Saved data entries
-- -- --

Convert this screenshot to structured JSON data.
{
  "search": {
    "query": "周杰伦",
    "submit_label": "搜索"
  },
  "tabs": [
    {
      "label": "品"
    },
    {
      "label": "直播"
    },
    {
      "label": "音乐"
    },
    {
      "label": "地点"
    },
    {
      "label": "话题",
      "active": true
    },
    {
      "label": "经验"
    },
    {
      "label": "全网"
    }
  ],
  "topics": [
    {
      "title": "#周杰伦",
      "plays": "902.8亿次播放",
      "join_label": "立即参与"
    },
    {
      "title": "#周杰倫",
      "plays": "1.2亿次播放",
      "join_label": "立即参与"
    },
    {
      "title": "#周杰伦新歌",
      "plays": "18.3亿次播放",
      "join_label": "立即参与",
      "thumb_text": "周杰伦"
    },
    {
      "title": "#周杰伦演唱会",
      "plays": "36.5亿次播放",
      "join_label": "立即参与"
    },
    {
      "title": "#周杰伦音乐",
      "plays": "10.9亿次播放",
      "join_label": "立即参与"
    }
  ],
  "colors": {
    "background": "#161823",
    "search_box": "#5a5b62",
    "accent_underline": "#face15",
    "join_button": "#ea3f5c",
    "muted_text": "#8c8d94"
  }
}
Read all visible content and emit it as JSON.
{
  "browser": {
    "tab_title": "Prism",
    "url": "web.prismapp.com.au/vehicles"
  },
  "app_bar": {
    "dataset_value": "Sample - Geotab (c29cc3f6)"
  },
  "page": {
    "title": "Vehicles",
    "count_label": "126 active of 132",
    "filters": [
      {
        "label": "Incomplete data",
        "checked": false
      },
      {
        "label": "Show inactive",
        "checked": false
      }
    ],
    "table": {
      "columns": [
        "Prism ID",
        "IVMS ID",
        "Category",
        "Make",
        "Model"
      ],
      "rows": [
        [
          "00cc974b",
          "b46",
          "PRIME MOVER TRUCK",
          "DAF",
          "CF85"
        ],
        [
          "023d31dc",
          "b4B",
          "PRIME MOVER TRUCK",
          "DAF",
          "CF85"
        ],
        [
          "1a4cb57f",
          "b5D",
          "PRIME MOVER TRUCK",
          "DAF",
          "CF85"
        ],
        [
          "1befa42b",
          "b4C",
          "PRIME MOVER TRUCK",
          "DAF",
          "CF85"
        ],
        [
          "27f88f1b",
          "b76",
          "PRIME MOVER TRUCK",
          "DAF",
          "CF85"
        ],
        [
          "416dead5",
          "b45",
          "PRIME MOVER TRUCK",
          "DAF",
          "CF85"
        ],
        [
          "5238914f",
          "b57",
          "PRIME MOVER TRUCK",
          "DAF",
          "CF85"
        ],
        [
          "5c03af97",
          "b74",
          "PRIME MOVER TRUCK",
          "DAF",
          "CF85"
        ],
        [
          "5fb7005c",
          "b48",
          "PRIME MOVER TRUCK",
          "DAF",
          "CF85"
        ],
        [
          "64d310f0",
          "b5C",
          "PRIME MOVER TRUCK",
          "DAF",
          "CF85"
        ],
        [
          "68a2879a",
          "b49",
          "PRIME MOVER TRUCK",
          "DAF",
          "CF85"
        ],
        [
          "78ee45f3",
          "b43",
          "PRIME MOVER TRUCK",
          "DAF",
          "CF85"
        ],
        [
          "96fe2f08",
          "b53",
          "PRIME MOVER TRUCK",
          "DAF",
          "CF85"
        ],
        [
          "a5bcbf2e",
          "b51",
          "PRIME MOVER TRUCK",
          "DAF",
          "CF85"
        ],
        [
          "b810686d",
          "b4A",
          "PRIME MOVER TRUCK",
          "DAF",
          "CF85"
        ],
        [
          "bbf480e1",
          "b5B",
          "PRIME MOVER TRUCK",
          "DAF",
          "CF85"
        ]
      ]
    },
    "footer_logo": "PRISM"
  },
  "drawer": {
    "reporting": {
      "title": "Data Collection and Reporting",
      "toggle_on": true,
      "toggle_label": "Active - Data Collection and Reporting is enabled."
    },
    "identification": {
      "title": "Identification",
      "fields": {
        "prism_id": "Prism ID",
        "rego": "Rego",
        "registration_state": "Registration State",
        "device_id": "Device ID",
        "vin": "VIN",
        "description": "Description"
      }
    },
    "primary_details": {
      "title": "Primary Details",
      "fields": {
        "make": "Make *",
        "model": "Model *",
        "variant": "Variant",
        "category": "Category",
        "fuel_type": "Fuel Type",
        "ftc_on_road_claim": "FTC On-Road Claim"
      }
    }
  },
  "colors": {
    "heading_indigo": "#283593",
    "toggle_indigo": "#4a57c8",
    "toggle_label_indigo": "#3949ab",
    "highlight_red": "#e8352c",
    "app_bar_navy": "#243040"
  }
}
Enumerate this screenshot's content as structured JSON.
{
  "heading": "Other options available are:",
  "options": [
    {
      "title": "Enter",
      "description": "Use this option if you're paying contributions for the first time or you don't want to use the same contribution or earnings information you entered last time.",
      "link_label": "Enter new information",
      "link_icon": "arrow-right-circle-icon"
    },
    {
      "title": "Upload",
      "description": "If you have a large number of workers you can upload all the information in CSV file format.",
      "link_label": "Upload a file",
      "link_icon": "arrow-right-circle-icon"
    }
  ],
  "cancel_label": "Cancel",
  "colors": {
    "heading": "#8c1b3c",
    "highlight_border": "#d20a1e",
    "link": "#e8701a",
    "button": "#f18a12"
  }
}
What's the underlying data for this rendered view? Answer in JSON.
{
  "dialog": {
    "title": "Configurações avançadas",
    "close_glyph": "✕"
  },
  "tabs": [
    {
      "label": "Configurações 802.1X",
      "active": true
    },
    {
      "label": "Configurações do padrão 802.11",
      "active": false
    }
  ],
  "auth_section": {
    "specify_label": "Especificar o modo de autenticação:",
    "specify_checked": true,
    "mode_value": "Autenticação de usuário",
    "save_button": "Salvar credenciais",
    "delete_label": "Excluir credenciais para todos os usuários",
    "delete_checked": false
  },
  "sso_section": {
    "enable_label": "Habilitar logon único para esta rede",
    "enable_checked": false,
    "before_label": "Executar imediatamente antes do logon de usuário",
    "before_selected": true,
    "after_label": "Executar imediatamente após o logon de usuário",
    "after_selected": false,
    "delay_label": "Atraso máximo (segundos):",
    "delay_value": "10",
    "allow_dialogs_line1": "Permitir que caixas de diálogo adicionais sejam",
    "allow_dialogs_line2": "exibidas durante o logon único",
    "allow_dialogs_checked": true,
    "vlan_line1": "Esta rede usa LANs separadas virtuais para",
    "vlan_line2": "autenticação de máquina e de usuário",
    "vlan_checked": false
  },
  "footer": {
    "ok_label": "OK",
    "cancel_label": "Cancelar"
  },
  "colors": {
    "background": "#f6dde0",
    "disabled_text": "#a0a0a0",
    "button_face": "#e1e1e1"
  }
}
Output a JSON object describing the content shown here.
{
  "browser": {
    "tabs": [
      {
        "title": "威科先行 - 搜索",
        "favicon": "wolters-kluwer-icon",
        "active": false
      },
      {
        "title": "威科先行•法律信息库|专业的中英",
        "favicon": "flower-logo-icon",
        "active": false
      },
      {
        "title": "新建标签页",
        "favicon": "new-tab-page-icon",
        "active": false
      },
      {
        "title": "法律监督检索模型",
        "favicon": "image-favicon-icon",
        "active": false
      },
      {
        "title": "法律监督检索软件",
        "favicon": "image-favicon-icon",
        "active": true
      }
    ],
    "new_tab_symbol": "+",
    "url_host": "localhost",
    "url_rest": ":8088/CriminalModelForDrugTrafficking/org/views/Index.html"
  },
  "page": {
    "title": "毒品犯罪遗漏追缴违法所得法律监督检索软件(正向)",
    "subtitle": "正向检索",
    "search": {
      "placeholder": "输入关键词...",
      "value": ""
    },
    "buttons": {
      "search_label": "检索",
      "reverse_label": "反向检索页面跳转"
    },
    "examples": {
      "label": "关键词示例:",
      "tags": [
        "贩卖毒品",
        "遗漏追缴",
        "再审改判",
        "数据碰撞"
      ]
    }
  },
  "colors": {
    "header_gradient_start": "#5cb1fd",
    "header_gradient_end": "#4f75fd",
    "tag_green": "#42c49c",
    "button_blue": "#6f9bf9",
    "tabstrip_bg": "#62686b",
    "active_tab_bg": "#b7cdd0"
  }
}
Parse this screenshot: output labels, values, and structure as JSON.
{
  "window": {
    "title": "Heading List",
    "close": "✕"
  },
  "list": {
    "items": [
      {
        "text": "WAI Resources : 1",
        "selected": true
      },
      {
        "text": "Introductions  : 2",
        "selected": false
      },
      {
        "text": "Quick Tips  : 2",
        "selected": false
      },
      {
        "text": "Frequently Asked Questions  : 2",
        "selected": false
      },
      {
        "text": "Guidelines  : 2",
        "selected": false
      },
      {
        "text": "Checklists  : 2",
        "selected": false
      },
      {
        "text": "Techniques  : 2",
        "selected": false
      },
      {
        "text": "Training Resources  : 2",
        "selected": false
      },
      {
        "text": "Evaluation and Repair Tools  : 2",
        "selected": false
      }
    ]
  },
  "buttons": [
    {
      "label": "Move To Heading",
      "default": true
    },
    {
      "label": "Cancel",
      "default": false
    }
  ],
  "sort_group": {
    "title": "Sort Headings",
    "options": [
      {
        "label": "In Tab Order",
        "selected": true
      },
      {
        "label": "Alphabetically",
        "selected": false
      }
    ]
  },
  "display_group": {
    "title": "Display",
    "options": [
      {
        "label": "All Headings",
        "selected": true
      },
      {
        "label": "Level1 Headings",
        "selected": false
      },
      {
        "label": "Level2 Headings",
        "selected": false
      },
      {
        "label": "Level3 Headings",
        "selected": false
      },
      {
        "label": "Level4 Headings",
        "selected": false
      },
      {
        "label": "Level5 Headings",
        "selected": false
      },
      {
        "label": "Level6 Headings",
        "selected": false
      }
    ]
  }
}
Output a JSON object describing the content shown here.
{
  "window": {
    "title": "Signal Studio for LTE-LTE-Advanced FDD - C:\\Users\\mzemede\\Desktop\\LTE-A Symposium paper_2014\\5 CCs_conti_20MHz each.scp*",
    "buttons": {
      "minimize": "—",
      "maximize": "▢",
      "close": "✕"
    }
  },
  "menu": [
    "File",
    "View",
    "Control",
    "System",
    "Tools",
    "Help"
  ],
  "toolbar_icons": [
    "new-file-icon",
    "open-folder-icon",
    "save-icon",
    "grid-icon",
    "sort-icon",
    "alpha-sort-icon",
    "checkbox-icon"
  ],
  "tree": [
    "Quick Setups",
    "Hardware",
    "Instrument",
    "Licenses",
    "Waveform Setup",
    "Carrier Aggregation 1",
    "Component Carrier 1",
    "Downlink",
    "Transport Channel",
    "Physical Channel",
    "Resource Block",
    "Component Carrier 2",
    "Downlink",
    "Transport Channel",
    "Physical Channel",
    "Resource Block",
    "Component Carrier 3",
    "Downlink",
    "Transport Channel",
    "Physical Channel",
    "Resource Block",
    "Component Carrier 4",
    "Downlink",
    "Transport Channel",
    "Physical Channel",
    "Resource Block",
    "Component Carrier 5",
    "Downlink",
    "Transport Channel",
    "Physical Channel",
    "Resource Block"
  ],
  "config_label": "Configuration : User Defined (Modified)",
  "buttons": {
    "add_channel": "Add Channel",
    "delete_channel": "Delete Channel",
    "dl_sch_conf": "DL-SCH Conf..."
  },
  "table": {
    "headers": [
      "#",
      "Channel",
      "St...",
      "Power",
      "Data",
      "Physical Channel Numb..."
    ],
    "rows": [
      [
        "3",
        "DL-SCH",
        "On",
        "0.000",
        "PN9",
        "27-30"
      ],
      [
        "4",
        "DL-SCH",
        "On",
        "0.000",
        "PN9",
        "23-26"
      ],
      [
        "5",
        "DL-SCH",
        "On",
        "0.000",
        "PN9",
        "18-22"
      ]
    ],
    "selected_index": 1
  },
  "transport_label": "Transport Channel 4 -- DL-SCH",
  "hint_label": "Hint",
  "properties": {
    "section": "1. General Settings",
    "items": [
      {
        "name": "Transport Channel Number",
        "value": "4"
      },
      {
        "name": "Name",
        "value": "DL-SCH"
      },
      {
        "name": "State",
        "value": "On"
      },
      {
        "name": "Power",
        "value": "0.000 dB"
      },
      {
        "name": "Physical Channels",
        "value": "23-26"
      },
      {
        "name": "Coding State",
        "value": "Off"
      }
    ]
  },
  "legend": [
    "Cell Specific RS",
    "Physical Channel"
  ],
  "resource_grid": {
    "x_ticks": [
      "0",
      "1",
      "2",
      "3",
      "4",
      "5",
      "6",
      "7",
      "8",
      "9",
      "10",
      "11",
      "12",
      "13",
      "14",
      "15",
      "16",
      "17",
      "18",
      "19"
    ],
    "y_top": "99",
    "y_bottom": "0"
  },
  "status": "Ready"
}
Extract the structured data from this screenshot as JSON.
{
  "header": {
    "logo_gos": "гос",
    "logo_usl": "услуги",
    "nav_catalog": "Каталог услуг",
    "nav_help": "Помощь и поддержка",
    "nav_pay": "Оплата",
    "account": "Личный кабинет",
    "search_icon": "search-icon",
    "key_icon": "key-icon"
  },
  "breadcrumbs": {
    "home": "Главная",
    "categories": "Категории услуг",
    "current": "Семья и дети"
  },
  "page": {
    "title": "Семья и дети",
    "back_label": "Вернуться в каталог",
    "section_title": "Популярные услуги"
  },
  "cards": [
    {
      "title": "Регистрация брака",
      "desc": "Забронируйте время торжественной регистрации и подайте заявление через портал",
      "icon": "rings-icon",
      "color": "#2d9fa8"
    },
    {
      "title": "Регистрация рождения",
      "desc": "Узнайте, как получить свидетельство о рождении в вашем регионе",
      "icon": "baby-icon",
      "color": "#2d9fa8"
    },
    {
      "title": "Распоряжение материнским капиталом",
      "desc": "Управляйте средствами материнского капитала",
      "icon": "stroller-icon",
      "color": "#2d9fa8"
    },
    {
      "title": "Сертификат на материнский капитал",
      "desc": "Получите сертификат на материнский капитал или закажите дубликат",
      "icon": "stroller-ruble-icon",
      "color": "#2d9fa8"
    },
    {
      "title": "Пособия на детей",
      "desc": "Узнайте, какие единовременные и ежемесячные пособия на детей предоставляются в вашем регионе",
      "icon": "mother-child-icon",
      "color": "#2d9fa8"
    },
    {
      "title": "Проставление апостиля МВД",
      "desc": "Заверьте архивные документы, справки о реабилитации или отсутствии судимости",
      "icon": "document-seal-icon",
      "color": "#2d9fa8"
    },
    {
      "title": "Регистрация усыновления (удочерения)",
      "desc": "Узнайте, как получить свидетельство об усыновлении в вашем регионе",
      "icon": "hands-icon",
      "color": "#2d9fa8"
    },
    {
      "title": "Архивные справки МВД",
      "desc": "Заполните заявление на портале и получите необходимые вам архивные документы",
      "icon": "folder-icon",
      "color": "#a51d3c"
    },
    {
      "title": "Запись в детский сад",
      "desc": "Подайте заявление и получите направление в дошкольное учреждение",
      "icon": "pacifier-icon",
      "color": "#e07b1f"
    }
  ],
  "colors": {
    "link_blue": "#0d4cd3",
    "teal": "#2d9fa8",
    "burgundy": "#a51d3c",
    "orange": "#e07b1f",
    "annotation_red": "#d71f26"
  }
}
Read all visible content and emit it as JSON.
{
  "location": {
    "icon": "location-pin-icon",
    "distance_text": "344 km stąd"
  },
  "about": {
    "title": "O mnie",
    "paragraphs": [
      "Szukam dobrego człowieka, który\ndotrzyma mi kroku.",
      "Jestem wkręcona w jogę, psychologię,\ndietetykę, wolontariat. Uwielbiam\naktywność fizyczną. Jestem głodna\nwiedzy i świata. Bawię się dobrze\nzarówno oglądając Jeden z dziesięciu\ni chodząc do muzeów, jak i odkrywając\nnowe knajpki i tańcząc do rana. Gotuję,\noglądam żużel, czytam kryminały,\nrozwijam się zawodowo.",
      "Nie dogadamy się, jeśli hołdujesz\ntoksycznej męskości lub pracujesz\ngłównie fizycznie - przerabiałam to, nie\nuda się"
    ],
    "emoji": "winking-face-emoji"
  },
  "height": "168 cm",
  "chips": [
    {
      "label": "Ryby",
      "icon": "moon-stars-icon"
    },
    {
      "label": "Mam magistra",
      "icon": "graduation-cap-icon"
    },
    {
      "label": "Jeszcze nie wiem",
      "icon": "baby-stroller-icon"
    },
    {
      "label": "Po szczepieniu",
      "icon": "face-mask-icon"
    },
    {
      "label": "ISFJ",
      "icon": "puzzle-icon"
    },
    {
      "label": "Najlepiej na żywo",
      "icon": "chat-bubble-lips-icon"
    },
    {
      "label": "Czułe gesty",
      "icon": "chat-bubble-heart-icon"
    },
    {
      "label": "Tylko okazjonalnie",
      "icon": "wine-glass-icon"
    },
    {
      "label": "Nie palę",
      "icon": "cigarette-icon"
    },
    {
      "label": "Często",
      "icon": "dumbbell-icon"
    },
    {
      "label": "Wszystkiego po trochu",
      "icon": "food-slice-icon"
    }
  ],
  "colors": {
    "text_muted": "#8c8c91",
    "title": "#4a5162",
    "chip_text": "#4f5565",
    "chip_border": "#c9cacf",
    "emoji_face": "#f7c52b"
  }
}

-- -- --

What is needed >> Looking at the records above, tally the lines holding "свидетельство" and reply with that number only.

Your solution >> 2